Of course he has. HSBC is unlikely to leave British shores.
When you have a whole bunch of often evenly-matched disadvantages and advantages attached to most potential alternatives (as I said in “Money Matters” for Thomson Reuters) - you end up “sticking with the devil you know”.
And that’s certainly the case here.
Going back to one of its roots in Hong Kong seemed terribly attractive at one point, cozying up to China and the nearby emerging markets. But that very proximity can seem problematic, politically and economically, despite UK-familiar laws and regulation locally.
In actual fact, many Asian capitals can seem as remote in terms of distance and certainly culture from its neighbours as is London. Otherwise Singapore would be a stronger contender.
Other candidate cities seem more imaginative options than realistic ones.
The game that is settling in here, given the new timescale, is that HSBC wants to wring more concessions in terms of regulation and taxation from the British government, and is also waiting to see what concessions the Prime Minister can get in those areas, from David Cameron’s EU peers.

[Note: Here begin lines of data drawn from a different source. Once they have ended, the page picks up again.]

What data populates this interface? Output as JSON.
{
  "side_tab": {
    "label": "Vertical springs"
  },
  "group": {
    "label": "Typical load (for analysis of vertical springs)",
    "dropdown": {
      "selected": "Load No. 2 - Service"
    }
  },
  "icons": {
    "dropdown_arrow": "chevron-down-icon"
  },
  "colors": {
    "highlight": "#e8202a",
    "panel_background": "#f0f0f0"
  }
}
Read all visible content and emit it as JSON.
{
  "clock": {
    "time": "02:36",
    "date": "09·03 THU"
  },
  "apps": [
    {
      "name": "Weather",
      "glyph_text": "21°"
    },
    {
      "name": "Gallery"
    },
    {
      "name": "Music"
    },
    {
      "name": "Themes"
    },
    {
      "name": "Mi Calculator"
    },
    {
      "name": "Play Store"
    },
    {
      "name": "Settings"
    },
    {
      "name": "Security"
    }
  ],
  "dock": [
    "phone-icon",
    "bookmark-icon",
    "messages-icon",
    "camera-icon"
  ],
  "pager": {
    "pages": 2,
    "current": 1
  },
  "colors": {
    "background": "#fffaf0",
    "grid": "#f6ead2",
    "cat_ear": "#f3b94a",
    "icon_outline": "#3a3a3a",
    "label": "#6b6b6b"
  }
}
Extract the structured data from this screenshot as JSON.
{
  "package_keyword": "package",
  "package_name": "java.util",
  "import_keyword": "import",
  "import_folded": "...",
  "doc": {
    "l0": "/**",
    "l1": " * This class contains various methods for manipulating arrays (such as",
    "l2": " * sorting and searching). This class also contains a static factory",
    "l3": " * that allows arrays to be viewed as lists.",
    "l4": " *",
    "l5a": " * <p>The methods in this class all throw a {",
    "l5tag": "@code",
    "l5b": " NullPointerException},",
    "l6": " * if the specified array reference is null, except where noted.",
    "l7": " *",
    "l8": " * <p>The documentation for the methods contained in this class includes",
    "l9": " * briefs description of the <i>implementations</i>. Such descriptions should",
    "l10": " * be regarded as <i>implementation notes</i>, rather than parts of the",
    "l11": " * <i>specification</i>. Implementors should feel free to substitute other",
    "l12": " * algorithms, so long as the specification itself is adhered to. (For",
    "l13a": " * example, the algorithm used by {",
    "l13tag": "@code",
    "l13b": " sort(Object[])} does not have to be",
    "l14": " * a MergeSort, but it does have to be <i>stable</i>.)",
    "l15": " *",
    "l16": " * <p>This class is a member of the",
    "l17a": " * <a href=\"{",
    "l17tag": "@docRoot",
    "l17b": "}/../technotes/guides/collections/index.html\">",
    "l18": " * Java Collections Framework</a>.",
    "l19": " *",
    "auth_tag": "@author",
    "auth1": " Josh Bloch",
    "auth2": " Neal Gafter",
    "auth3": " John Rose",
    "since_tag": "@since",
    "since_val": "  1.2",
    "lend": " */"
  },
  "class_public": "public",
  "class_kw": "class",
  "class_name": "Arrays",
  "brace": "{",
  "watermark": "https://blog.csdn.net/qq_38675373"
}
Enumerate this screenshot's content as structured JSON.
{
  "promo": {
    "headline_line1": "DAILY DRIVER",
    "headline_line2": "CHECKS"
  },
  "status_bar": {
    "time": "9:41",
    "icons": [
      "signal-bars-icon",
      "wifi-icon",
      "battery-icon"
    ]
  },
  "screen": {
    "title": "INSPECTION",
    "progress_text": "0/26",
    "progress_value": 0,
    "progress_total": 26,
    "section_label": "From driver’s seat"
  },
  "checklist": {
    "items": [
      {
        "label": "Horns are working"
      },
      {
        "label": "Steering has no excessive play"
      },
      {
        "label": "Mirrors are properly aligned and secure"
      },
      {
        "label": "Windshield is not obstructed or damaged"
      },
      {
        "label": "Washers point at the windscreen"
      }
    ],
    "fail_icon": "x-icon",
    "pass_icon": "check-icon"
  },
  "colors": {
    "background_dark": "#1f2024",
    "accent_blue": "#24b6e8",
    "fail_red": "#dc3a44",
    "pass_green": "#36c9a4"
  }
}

In 15-20 years time, the alternatives to London may seem more obviously attractive.
But I suspect that HSBC isn’t moving any time before that.